The extremists' gutting of the Oslo agreement has been complete. They have uprooted the permanent-status negotiations -- where the two sides pledged to tackle core issues such as the status of Jerusalem, the fate of Palestinian refugees, and the future of Israeli settlements -- from the peace process. They have succeeded in preventing the creation of a Palestinian state based on the 1967 lines with land swaps, the establishment of two capitals in the current area of Jerusalem, the formulation of appropriate security arrangements, and a fitting symbolic and economic resolution to the problem of the Palestinian refugees -- as was proposed in the Geneva Accord, in which you were involved in all of the details. Their aim is to perpetuate the interim process indefinitely, and every single day that passes plays into their hands.

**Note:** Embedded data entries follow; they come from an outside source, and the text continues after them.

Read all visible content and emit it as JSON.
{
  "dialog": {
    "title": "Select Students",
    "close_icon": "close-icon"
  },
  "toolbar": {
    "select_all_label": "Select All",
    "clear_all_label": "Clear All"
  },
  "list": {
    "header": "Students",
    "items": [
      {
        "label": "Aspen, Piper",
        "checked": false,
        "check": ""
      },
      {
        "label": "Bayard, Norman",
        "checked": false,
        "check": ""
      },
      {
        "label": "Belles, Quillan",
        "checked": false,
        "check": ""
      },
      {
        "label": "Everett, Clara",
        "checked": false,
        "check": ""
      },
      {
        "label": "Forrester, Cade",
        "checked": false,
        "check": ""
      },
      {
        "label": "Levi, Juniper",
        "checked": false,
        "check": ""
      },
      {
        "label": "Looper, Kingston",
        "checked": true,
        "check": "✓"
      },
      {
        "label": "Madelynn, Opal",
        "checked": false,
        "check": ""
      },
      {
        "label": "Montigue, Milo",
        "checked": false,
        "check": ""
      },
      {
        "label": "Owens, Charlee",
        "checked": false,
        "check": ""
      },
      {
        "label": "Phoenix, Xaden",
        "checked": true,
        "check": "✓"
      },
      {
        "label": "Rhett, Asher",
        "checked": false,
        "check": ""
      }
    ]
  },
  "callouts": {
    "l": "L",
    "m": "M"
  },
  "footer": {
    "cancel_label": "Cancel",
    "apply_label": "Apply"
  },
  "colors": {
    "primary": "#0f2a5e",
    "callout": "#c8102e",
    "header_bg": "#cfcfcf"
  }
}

One simply cannot continue with an interim arrangement for almost 20 years. This was not the intention when we spearheaded the Oslo process in late 1992 -- you from Tunis and I from Jerusalem -- or when we assiduously worked on what subsequently became known as the "Beilin-Abu Mazen Agreement" between 1993 and 1995.
You and I both understand that the current situation is a ticking time bomb. From my point of view, what is at stake is the loss of Israel as a Jewish and democratic state. From yours, it is the loss of the chance for an independent Palestinian state. And from both of our points of view, the failure of the two-state solution risks a renewal of terrible violence.
Anyone who believes these things must take action. You can do it, and for this step you do not need a partner. A declaration of the end of the Oslo process -- justified by the fact that the path to a permanent-status agreement is blocked -- is the most reasonable, nonviolent option for putting the subject back on the world's agenda, with the aim of renewing genuine efforts to reach a conclusive solution.